- Data shown
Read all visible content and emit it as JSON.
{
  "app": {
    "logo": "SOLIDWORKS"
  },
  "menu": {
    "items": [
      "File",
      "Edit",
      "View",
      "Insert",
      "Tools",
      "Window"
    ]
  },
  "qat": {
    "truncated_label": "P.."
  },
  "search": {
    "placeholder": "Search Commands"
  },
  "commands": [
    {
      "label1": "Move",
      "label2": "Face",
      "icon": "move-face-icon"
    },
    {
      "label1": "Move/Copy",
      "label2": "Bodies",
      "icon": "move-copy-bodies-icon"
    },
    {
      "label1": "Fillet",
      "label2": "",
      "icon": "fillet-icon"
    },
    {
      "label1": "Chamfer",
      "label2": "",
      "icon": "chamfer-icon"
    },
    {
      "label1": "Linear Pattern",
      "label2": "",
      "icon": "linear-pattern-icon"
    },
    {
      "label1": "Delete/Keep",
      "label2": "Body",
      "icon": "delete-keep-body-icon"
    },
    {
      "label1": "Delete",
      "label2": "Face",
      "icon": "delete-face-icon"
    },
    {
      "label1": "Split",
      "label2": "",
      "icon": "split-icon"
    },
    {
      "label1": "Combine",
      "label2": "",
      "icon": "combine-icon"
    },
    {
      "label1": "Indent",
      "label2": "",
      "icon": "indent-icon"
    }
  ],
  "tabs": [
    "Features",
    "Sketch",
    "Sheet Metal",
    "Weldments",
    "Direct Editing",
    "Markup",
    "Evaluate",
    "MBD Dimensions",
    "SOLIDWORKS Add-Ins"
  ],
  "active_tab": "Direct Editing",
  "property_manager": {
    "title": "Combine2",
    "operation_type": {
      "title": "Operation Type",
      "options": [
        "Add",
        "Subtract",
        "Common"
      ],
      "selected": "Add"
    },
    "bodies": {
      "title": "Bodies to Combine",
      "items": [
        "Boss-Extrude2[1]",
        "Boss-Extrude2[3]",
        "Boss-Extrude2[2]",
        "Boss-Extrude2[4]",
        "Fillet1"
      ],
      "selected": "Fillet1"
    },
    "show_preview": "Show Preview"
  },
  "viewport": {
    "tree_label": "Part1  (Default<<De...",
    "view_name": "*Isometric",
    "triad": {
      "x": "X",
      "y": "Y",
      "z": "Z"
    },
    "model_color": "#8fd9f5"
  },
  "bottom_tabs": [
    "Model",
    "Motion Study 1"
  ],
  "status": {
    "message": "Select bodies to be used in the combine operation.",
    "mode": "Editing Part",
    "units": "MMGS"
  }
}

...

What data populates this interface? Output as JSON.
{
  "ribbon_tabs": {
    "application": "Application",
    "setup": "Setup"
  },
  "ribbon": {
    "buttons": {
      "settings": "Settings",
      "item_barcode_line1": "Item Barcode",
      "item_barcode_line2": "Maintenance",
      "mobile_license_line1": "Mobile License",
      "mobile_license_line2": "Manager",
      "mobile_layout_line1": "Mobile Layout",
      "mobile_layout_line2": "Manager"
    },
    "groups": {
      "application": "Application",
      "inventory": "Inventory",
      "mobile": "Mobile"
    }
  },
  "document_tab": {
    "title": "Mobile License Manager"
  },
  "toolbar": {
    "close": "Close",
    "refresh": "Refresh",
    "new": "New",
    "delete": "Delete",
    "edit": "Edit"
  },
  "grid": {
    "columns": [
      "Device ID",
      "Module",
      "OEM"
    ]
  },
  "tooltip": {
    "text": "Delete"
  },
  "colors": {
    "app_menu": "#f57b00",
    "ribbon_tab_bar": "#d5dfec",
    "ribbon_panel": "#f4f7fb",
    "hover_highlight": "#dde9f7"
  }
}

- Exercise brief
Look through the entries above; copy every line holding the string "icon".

- Result for this exercise
      "icon": "move-face-icon"
      "icon": "move-copy-bodies-icon"
      "icon": "fillet-icon"
      "icon": "chamfer-icon"
      "icon": "linear-pattern-icon"
      "icon": "delete-keep-body-icon"
      "icon": "delete-face-icon"
      "icon": "split-icon"
      "icon": "combine-icon"
      "icon": "indent-icon"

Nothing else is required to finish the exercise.